How does it work? Investment plans automate the investment process. Initially the investor picks out stocks which they want to regularly invest in. Then money is automatically removed from one of your financial accounts (checking, savings, or money market) and stocks are purchase for you by the investment plan coordinator.

As the investor you can make adjustments to how much money, how often, and what type of stocks will be purchased. Most brokerages, which offer investment plans, allow you to make changes at a small fee. However, one of the benefits of online investment firms is that many of the traditional fee based options, like adjusting your financial plan, are free of charge.

How much? Deciding how much you should invest is never an easy question. Only you know your financial situation and how much you can afford to put toward an investment plan. It is important to not over invest only to leave yourself short in paying your monthly obligations. You need to make sure the money you choose to invest will be available at the same time each month in the same amount. Think about the future. Perhaps this month you have more disposable income available however, most months you do not.

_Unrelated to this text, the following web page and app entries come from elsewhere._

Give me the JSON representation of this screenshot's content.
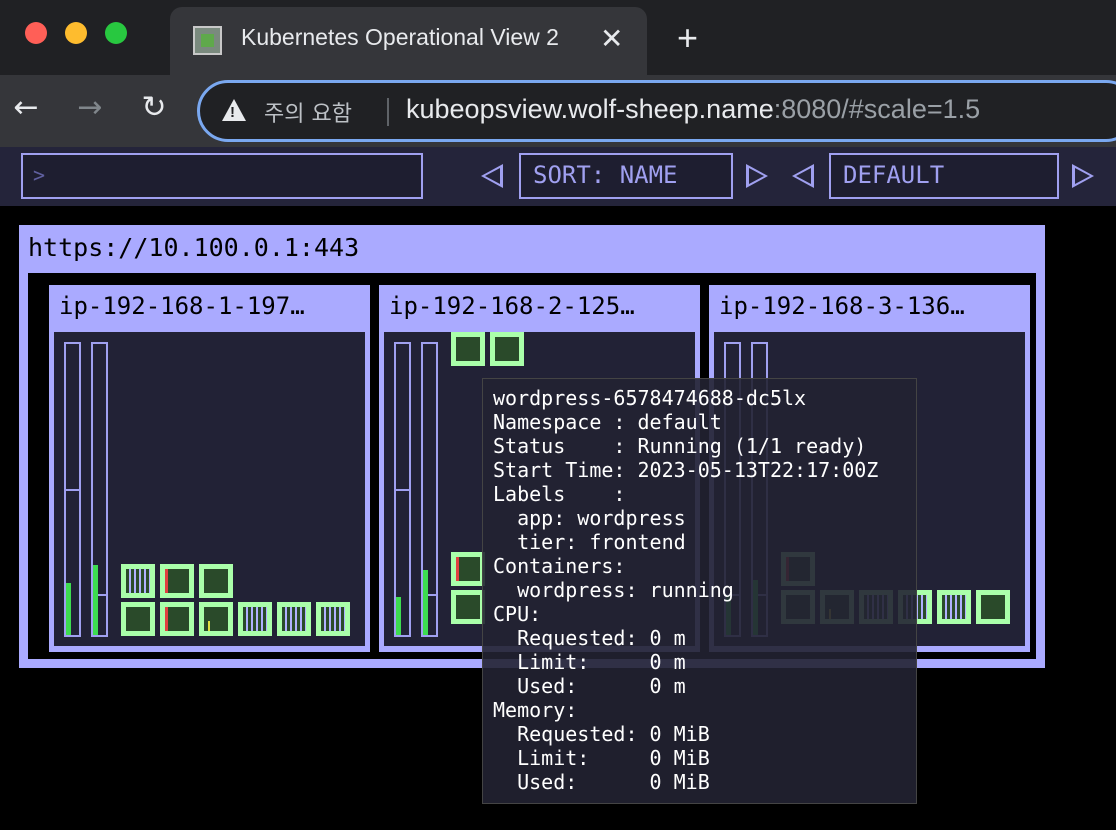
{
  "browser": {
    "tab_title": "Kubernetes Operational View 2",
    "tab_close": "✕",
    "new_tab": "+",
    "warning_text": "주의 요함",
    "url_host": "kubeopsview.wolf-sheep.name",
    "url_rest": ":8080/#scale=1.5",
    "colors": {
      "close": "#ff5f57",
      "minimize": "#febc2e",
      "maximize": "#28c840",
      "omnibox_focus": "#7aa8f0"
    }
  },
  "app": {
    "filter_placeholder": ">",
    "sort_label": "SORT: NAME",
    "namespace_label": "DEFAULT",
    "cluster_title": "https://10.100.0.1:443",
    "nodes": [
      {
        "name": "ip-192-168-1-197…"
      },
      {
        "name": "ip-192-168-2-125…"
      },
      {
        "name": "ip-192-168-3-136…"
      }
    ],
    "colors": {
      "accent": "#aaaaff",
      "pod_border": "#aaffaa",
      "usage_fill": "#3ddc50",
      "background": "#000000"
    }
  },
  "tooltip": {
    "lines": [
      "wordpress-6578474688-dc5lx",
      "Namespace : default",
      "Status    : Running (1/1 ready)",
      "Start Time: 2023-05-13T22:17:00Z",
      "Labels    :",
      "  app: wordpress",
      "  tier: frontend",
      "Containers:",
      "  wordpress: running",
      "CPU:",
      "  Requested: 0 m",
      "  Limit:     0 m",
      "  Used:      0 m",
      "Memory:",
      "  Requested: 0 MiB",
      "  Limit:     0 MiB",
      "  Used:      0 MiB"
    ]
  }
}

It is better to invest less and not run short at the end of the month.

Becoming wealthy is not a matter of how much you earn, who your parents are, or what you do, it is a matter of managing your money properly.

« Previous PageNext Page »